Infants cry out instinctively, trusting that the same warm presence that tended to their needs in utero will give them what they need now. For adoptive and foster mothers, building this kind of trust can take time. It takes patience.
Above all, it takes (at least initially) unrequited love.
And so it is with our Blessed Mother. From the cross, Jesus entrusted her and the beloved disciple (very likely John) to one another with His dying breaths: "Behold, your mother … behold, your son" (John 19:26-27). In so doing, Jesus gave Mary her new role as spiritual mother of the whole Church.
For some, responding to this motherhood comes naturally — almost from the womb for those who are baptized into the Body of Christ in infancy, and are raised to know and love Mary from the moment they can talk. For others — and I count myself among them — this relationship takes time to develop. First she waited for me to express my need … such as someone to sit with me in church when I was feeling lonely… and then found a way to fill it.
At the Council of Ephesus in 431, Mary was declared "Mother of God" (or "Theotokos," the God-Bearer). As the Christological doctrines developed, and the Church Fathers came to understand that both human and divine natures dwelt within the one divine person of Christ, they realized that it was proper to say that "God was born" and "God died" because of this hypostatic union. It was Mary who gave Christ His humanity, the color of His eyes and the curve of his jaw. Prior to the Incarnation, He was "the Word." Because of her, He was truly Son, and she was truly His mother … just as God was truly His Father.
God is our Father, too — by divine adoption (Rom 8:15, Eph 1:5). And so, Jesus gave to us, His brothers and sisters, the gift of His mother as well. We may resist this idea at first. "I don't want you! I want Jesus!" But that does not make her any less our mother.
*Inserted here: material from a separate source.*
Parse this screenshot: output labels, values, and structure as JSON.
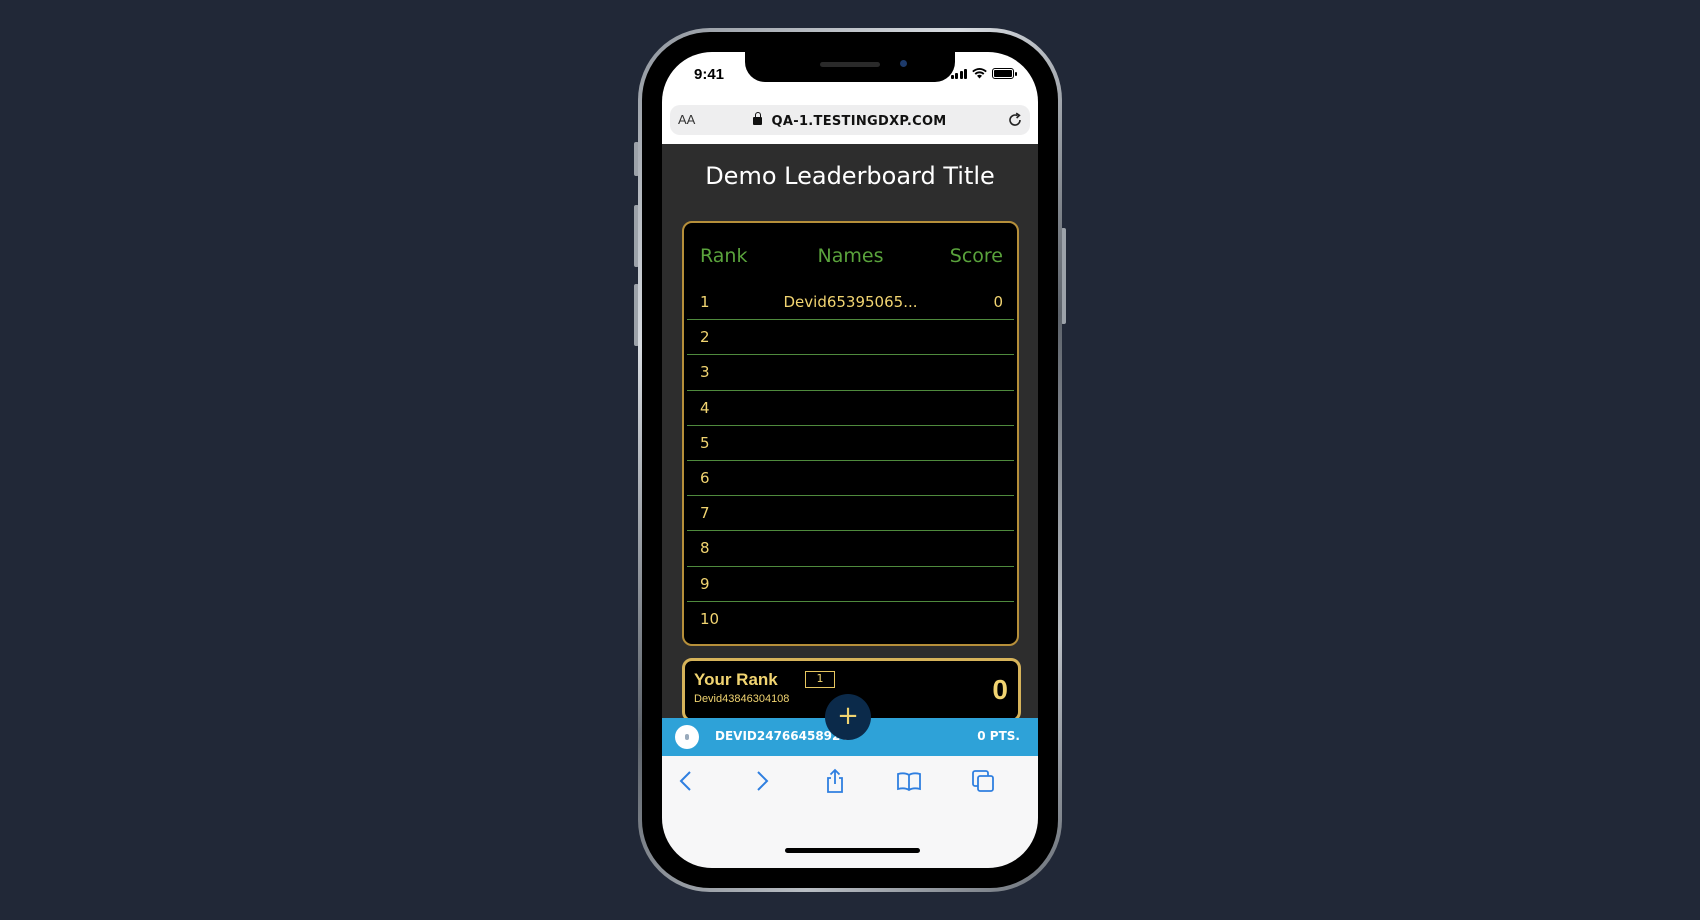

To accept this fact is to open ourselves to the abundant graces God wants to give each of us … and to refuse is to grieve the Sacred Heart who seeks always to "honor mother and father." What will you do with this tremendous gift? Will you open your heart to all the graces God wants to give you? Will you receive Him — body and blood, soul and divinity — in the Eucharist? Will you assent to His authority, which He entrusted to His apostles, instructing them to pass it to other men, to keep His Body safe until the end of time? Will you receive the healing your soul craves in the sacrament of reconciliation? Will you allow yourself to be loved and taught by the "communion of saints" who are even now praying for you before the Throne of Grace?
Pray with me now, "Jesus, I trust in you! Give me courage to do Your will." If you would like more information about how to become a Catholic, contact your local Catholic parish and ask about their RCIA program (Rite of Christian Initiation for Adults). Or drop me an e-mail at firstname.lastname@example.org. God bless you!